Viewers denying all knowledge allow the punctum effect. Barthes comments in his philosophical works that punctum is not sum of projected desires in the photograph but comes from unintended and uncontrolled details by the photographer. Photography differs from paintings and drawings because its apparatus automatically views the world without gathering information on photographer interventions (Houlihan, 2004). Punctum theory explains the use of indexes in photographic medium and on emotion importance while relating with photographs.
Punctum is a different feeling, imagination, and memories stirred by intangible objects in a photograph. In addition, Punctum captures the attention of the viewer personally causing shock, surprise, and discovery and moves the mind into the actual world. Punctum involves the viewer briefly, with what is in the photo and steals his imaginations of the special feature in the photo other than the main object.
Barthes uses many examples in his illustrations on the definition of the punctum. Camera Lucida is one example that visualizes famous photographs describing the operation of various details on images to produce punctum (Houlihan, 2004). The second section in the book is a photograph of the author mourning for his deceased mother in her fifth year.
The photograph was taken on a winter garden, brings the essence of time, and uses punctum strongly to show time. Camera Lucida concentrates on that –has-been of the present photograph directly relating it to death. It reveals brief nature of life and alerts people to realize the singular nature of existence (Houlihan, 2004). Camera Lucida example is used by Barthes to assist human beings recognize the specialty of photography to avoid missing on the personal meaning of the photograph. Moreover, if human beings ignore the specifics of photographs we fail to discover the truth about our uniqueness as single human beings. Barthes describes the punctum as life giving since it is rarely available in our everyday interactions.
Barthes argues that it is almost impossible to give examples of punctum and that in most occasions it turns into stadium when language is used to express it. Barthes comments that in one way punctum uses the same logic as stadium (Fried, 2005). He gives examples of two photographs of retarded children taken in a New Jersey institution by photographer Lewis Hine. Barthes explains that he could not see monstrous heads and pathetic profiles that are in stadium but he sees the off details of huge Danton collar of the two boys and the finger bandage of the girl. The details he sees state a disproportion feature while Danton explains a decapitated person. However, Barthes in his theory explains that he cannot ignore knowledge and that punctum theory cannot be described using language, which is similar to his giving up fashion.
Fried, M. (2005). “Barthes’s Punctum.” Critical inquiry, 31 (3), 539-574. DOI: 10.1086/430984
Houlihan, K. (2004).Camera Lucida-reflections on photography.
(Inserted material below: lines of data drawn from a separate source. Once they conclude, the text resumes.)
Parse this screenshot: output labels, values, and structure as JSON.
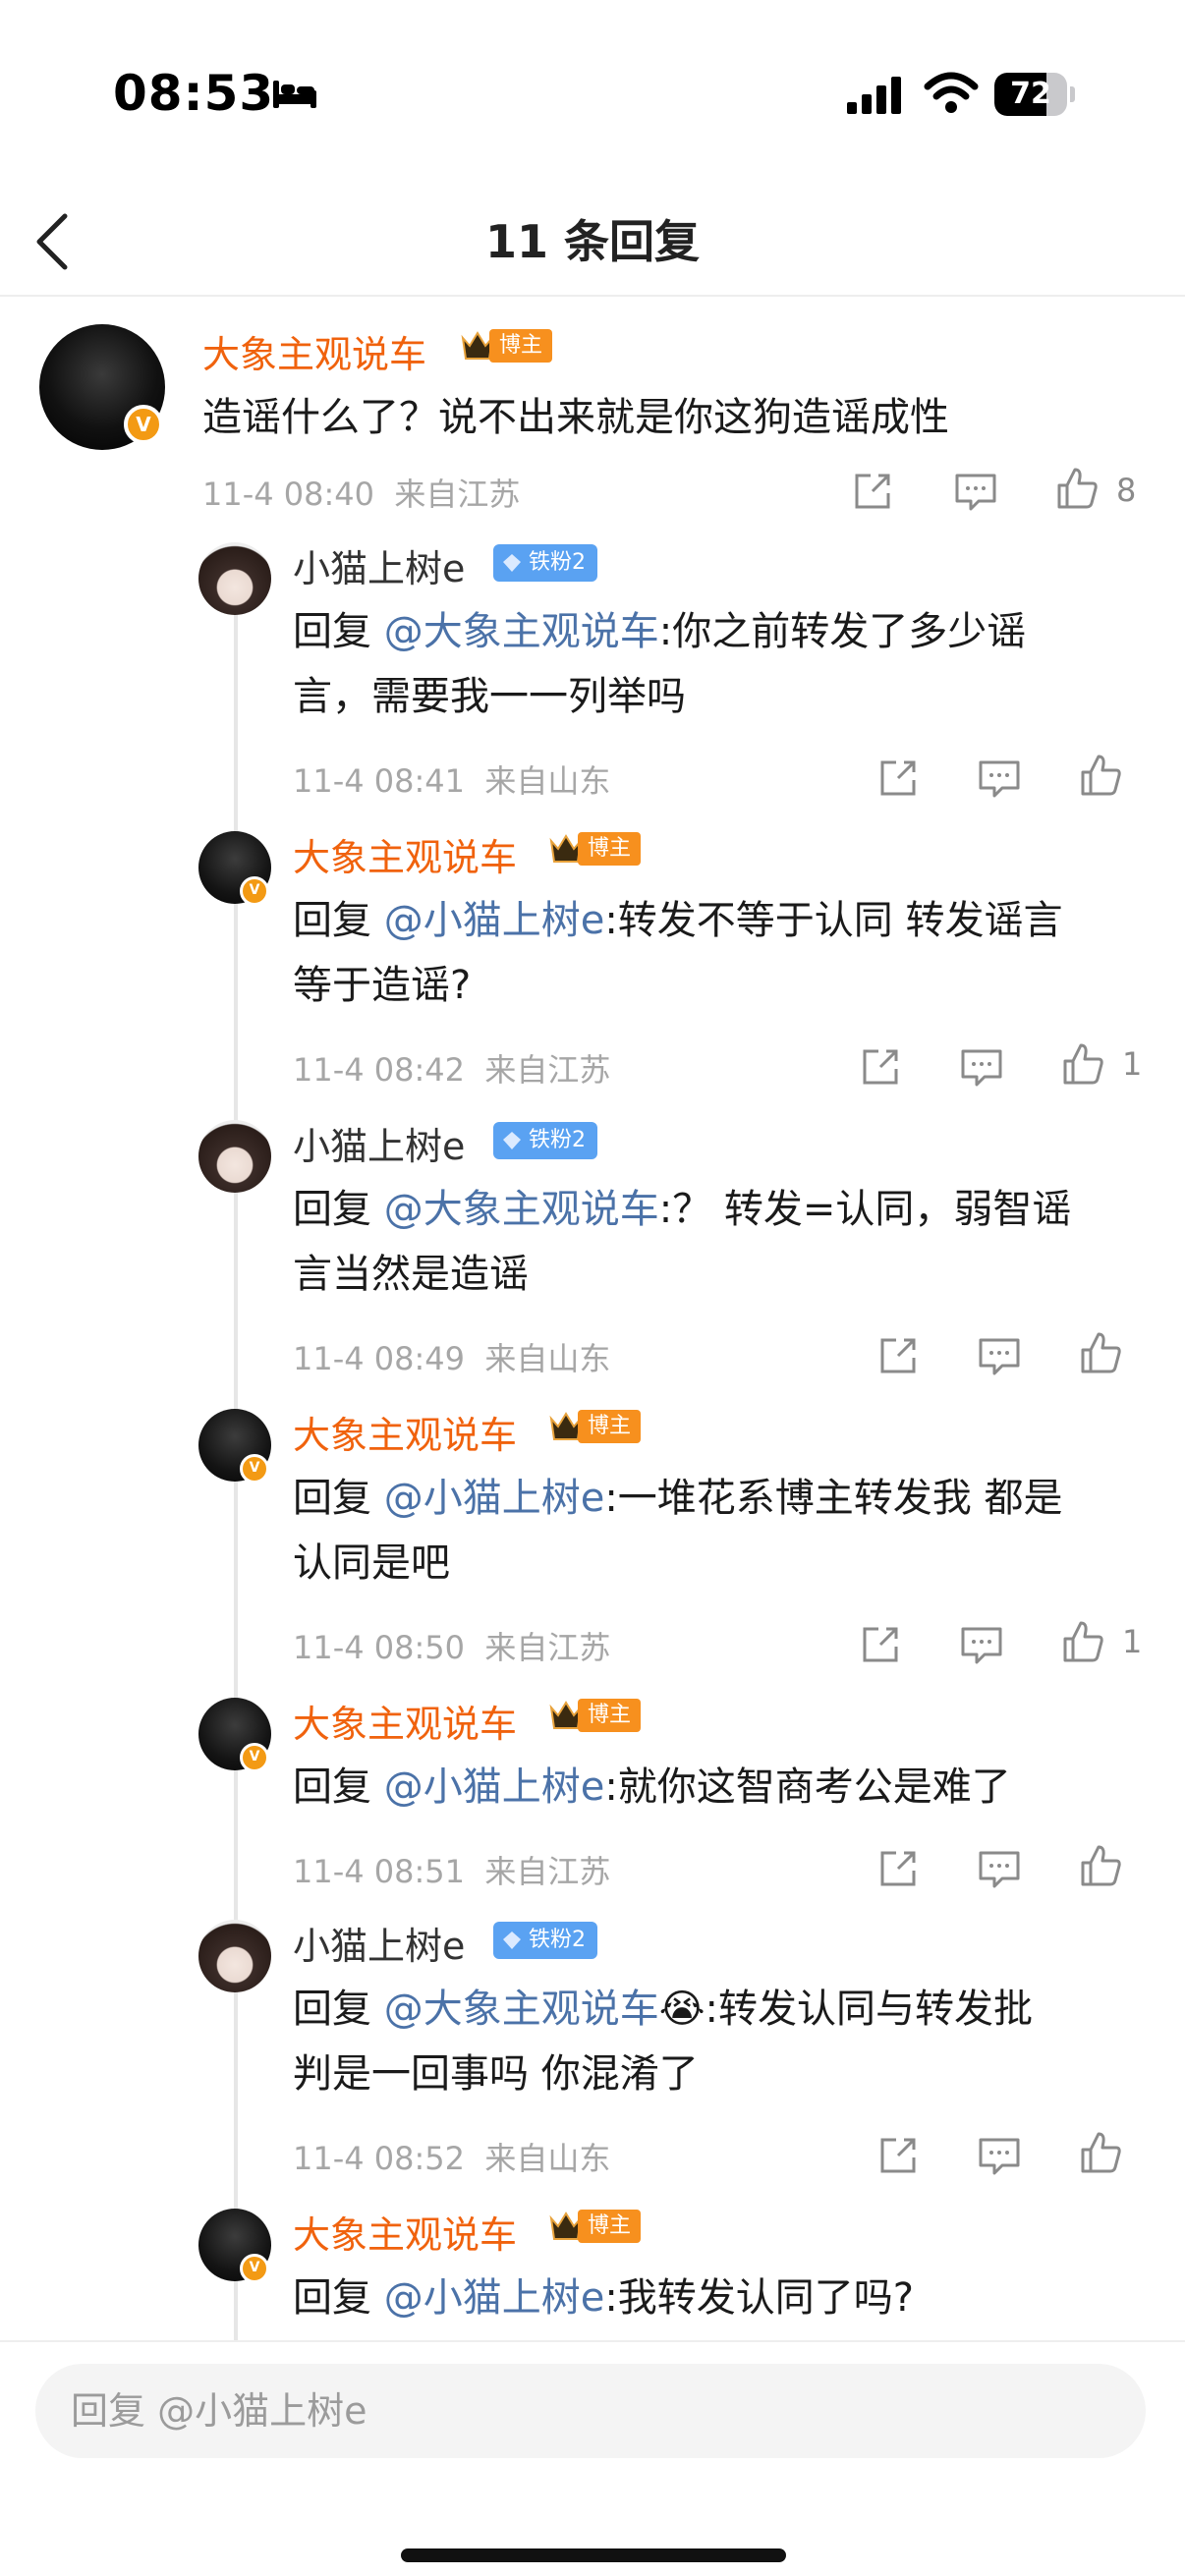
{
  "status": {
    "time": "08:53",
    "battery": "72",
    "battery_level": 0.72
  },
  "nav": {
    "title": "11 条回复"
  },
  "main_comment": {
    "user": "大象主观说车",
    "badge": "博主",
    "text": "造谣什么了？说不出来就是你这狗造谣成性",
    "time": "11-4 08:40",
    "location": "来自江苏",
    "likes": "8"
  },
  "replies": [
    {
      "user": "小猫上树e",
      "badge": "铁粉2",
      "prefix": "回复",
      "mention": "@大象主观说车",
      "text": ":你之前转发了多少谣言，需要我一一列举吗",
      "line1": ":你之前转发了多少谣",
      "line2": "言，需要我一一列举吗",
      "time": "11-4 08:41",
      "location": "来自山东",
      "likes": ""
    },
    {
      "user": "大象主观说车",
      "badge": "博主",
      "prefix": "回复",
      "mention": "@小猫上树e",
      "line1": ":转发不等于认同 转发谣言",
      "line2": "等于造谣?",
      "time": "11-4 08:42",
      "location": "来自江苏",
      "likes": "1"
    },
    {
      "user": "小猫上树e",
      "badge": "铁粉2",
      "prefix": "回复",
      "mention": "@大象主观说车",
      "line1": ":？ 转发=认同，弱智谣",
      "line2": "言当然是造谣",
      "time": "11-4 08:49",
      "location": "来自山东",
      "likes": ""
    },
    {
      "user": "大象主观说车",
      "badge": "博主",
      "prefix": "回复",
      "mention": "@小猫上树e",
      "line1": ":一堆花系博主转发我 都是",
      "line2": "认同是吧",
      "time": "11-4 08:50",
      "location": "来自江苏",
      "likes": "1"
    },
    {
      "user": "大象主观说车",
      "badge": "博主",
      "prefix": "回复",
      "mention": "@小猫上树e",
      "line1": ":就你这智商考公是难了",
      "line2": "",
      "time": "11-4 08:51",
      "location": "来自江苏",
      "likes": ""
    },
    {
      "user": "小猫上树e",
      "badge": "铁粉2",
      "prefix": "回复",
      "mention": "@大象主观说车",
      "line1": ":转发认同与转发批",
      "line2": "判是一回事吗  你混淆了",
      "emoji": "😭",
      "time": "11-4 08:52",
      "location": "来自山东",
      "likes": ""
    },
    {
      "user": "大象主观说车",
      "badge": "博主",
      "prefix": "回复",
      "mention": "@小猫上树e",
      "line1": ":我转发认同了吗?",
      "line2": "",
      "time": "",
      "location": "",
      "likes": ""
    }
  ],
  "input": {
    "placeholder": "回复 @小猫上树e"
  },
  "icons": [
    "back-arrow-icon",
    "share-icon",
    "comment-icon",
    "like-icon",
    "crown-icon",
    "diamond-icon",
    "verified-icon",
    "bed-icon",
    "signal-icon",
    "wifi-icon",
    "battery-icon"
  ]
}
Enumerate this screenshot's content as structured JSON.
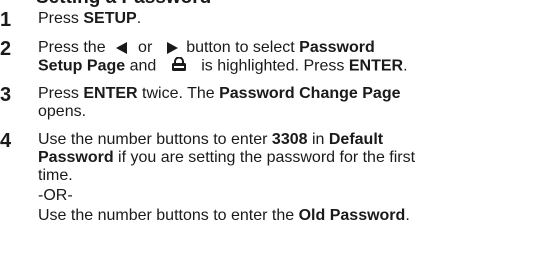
{
  "heading_fragment": "Setting a Password",
  "steps": [
    {
      "num": "1",
      "lines": [
        {
          "pre": "Press ",
          "b1": "SETUP",
          "post": "."
        }
      ]
    },
    {
      "num": "2",
      "l1_pre": "Press the",
      "l1_mid": "or",
      "l1_post": "button to select",
      "l1_bold": "Password",
      "l2_bold": "Setup Page",
      "l2_and": "and",
      "l2_mid": "is highlighted. Press",
      "l2_bold2": "ENTER",
      "l2_end": "."
    },
    {
      "num": "3",
      "l1_pre": "Press ",
      "l1_bold": "ENTER",
      "l1_mid": " twice. The ",
      "l1_bold2": "Password Change Page",
      "l2": "opens."
    },
    {
      "num": "4",
      "l1_pre": "Use the number buttons to enter ",
      "l1_bold": "3308",
      "l1_mid": " in ",
      "l1_bold2": "Default",
      "l2_bold": "Password",
      "l2_post": " if you are setting the password for the first",
      "l3": "time.",
      "l4": "-OR-",
      "l5_pre": "Use the number buttons to enter the ",
      "l5_bold": "Old Password",
      "l5_end": "."
    }
  ],
  "icons": {
    "left": "left-triangle-icon",
    "right": "right-triangle-icon",
    "lock": "padlock-icon"
  }
}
The University of Chicago. Retrieved from http://csmt.uchicago.edu/annotations/barthescamera.htm
Rubinstein, D, & Fisher, A. (2010). Philosophy of photography. International peer reviewed journal, 1(1), 1-10.
Barthes, R. (2016). Roland Barthes. Biography, facts, and works. Retrieved from Famous http://www.famousphilosophers.org/roland-barthes/philosophers.